Start of Block

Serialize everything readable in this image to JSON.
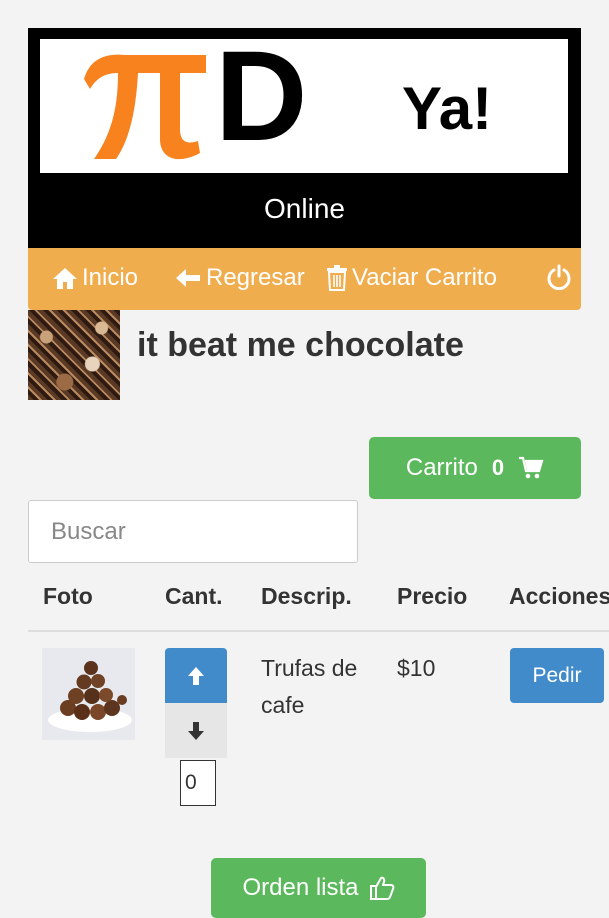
{
  "brand": {
    "logo_text_d": "D",
    "logo_text_ya": "Ya!",
    "subtitle": "Online",
    "pi_color": "#f7821e"
  },
  "nav": {
    "home_label": "Inicio",
    "back_label": "Regresar",
    "empty_cart_label": "Vaciar Carrito"
  },
  "store": {
    "name": "it beat me chocolate"
  },
  "cart": {
    "label": "Carrito",
    "count": "0"
  },
  "search": {
    "placeholder": "Buscar",
    "value": ""
  },
  "table": {
    "columns": [
      "Foto",
      "Cant.",
      "Descrip.",
      "Precio",
      "Acciones"
    ],
    "rows": [
      {
        "description": "Trufas de cafe",
        "price": "$10",
        "quantity": "0",
        "action_label": "Pedir"
      }
    ]
  },
  "footer": {
    "order_label": "Orden lista"
  },
  "colors": {
    "nav_orange": "#f0ad4e",
    "success_green": "#5cb85c",
    "primary_blue": "#428bca"
  }
}
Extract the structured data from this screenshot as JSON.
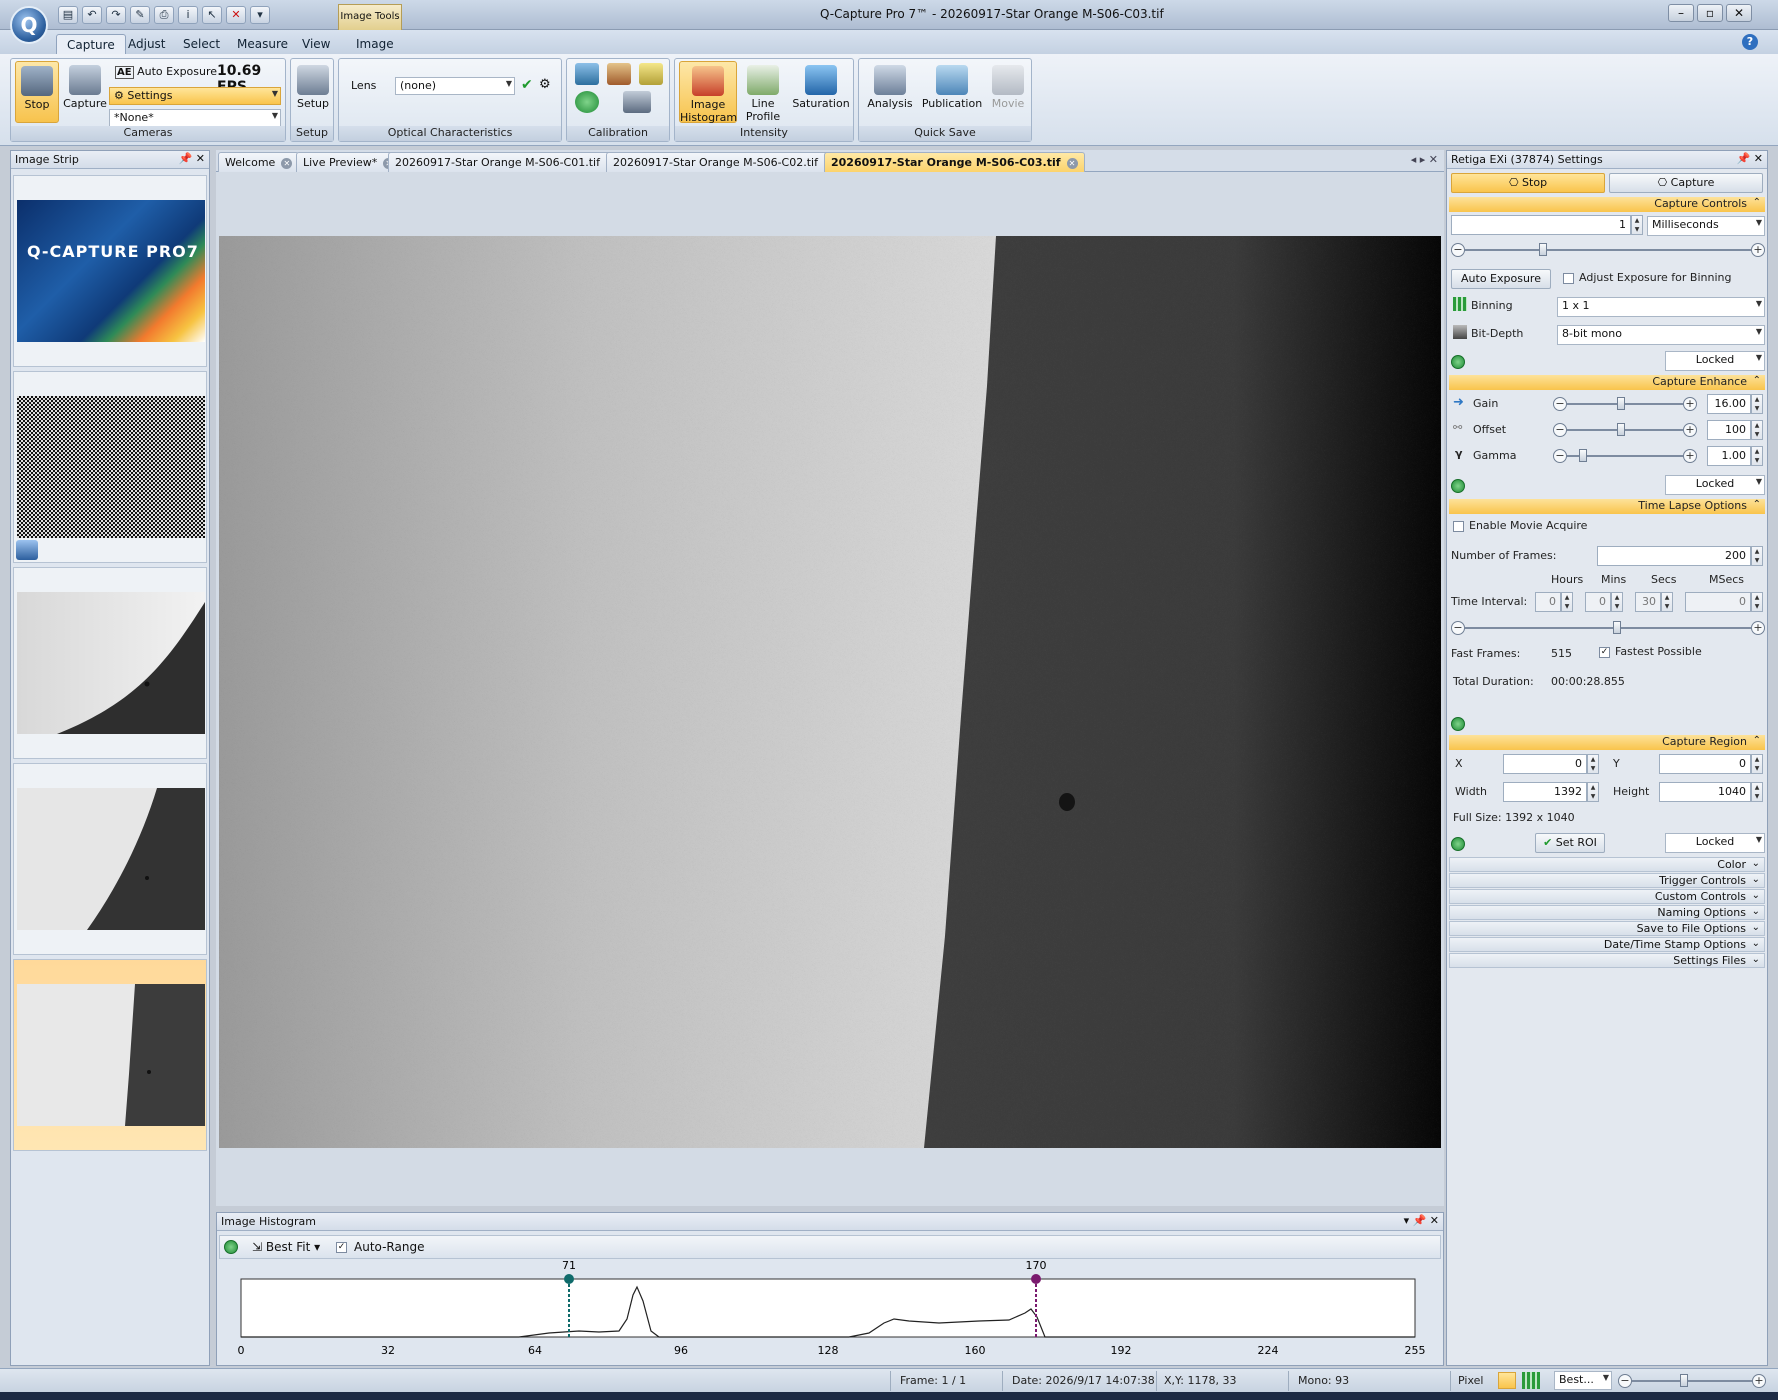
{
  "window": {
    "title": "Q-Capture Pro 7™ - 20260917-Star Orange M-S06-C03.tif",
    "context_tab": "Image Tools"
  },
  "menu_tabs": [
    "Capture",
    "Adjust",
    "Select",
    "Measure",
    "View",
    "Image"
  ],
  "ribbon": {
    "cameras": {
      "stop": "Stop",
      "capture": "Capture",
      "auto_exposure": "Auto Exposure",
      "fps": "10.69 FPS",
      "settings": "Settings",
      "preset": "*None*",
      "label": "Cameras"
    },
    "setup": {
      "button": "Setup",
      "label": "Setup"
    },
    "optical": {
      "lens_label": "Lens",
      "lens_value": "(none)",
      "label": "Optical Characteristics"
    },
    "calibration": {
      "label": "Calibration"
    },
    "intensity": {
      "image_histogram": "Image Histogram",
      "line_profile": "Line Profile",
      "saturation": "Saturation",
      "label": "Intensity"
    },
    "quick_save": {
      "analysis": "Analysis",
      "publication": "Publication",
      "movie": "Movie",
      "label": "Quick Save"
    }
  },
  "image_strip": {
    "title": "Image Strip",
    "splash_brand": "Q-CAPTURE PRO7"
  },
  "doc_tabs": [
    "Welcome",
    "Live Preview*",
    "20260917-Star Orange M-S06-C01.tif",
    "20260917-Star Orange M-S06-C02.tif",
    "20260917-Star Orange M-S06-C03.tif"
  ],
  "histogram": {
    "title": "Image Histogram",
    "best_fit": "Best Fit",
    "auto_range": "Auto-Range",
    "low_marker": "71",
    "high_marker": "170",
    "ticks": [
      "0",
      "32",
      "64",
      "96",
      "128",
      "160",
      "192",
      "224",
      "255"
    ]
  },
  "settings": {
    "title": "Retiga EXi (37874) Settings",
    "stop": "Stop",
    "capture": "Capture",
    "capture_controls": {
      "header": "Capture Controls",
      "exposure_value": "1",
      "exposure_unit": "Milliseconds",
      "auto_exposure": "Auto Exposure",
      "adjust_binning": "Adjust Exposure for Binning",
      "binning_label": "Binning",
      "binning_value": "1 x 1",
      "bitdepth_label": "Bit-Depth",
      "bitdepth_value": "8-bit mono",
      "locked": "Locked"
    },
    "capture_enhance": {
      "header": "Capture Enhance",
      "gain_label": "Gain",
      "gain_value": "16.00",
      "offset_label": "Offset",
      "offset_value": "100",
      "gamma_label": "Gamma",
      "gamma_value": "1.00",
      "locked": "Locked"
    },
    "time_lapse": {
      "header": "Time Lapse Options",
      "enable_movie": "Enable Movie Acquire",
      "frames_label": "Number of  Frames:",
      "frames_value": "200",
      "interval_label": "Time Interval:",
      "hours_h": "Hours",
      "mins_h": "Mins",
      "secs_h": "Secs",
      "msecs_h": "MSecs",
      "hours": "0",
      "mins": "0",
      "secs": "30",
      "msecs": "0",
      "fast_frames_label": "Fast Frames:",
      "fast_frames_value": "515",
      "fastest_possible": "Fastest Possible",
      "total_label": "Total Duration:",
      "total_value": "00:00:28.855"
    },
    "capture_region": {
      "header": "Capture Region",
      "x_label": "X",
      "x_value": "0",
      "y_label": "Y",
      "y_value": "0",
      "width_label": "Width",
      "width_value": "1392",
      "height_label": "Height",
      "height_value": "1040",
      "full_size": "Full Size: 1392 x 1040",
      "set_roi": "Set ROI",
      "locked": "Locked"
    },
    "collapsed_sections": [
      "Color",
      "Trigger Controls",
      "Custom Controls",
      "Naming Options",
      "Save to File Options",
      "Date/Time Stamp Options",
      "Settings Files"
    ]
  },
  "status": {
    "frame": "Frame: 1 / 1",
    "date": "Date: 2026/9/17 14:07:38",
    "xy": "X,Y: 1178,    33",
    "mono": "Mono:    93",
    "pixel": "Pixel",
    "zoom": "Best..."
  },
  "colors": {
    "accent": "#f9c44c",
    "chrome": "#d6e0ec",
    "low_marker": "#0f6b6b",
    "high_marker": "#7a1a6e"
  }
}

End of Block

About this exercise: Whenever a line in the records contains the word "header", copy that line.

Response area:
      "header": "Capture Controls",
      "header": "Capture Enhance",
      "header": "Time Lapse Options",
      "header": "Capture Region",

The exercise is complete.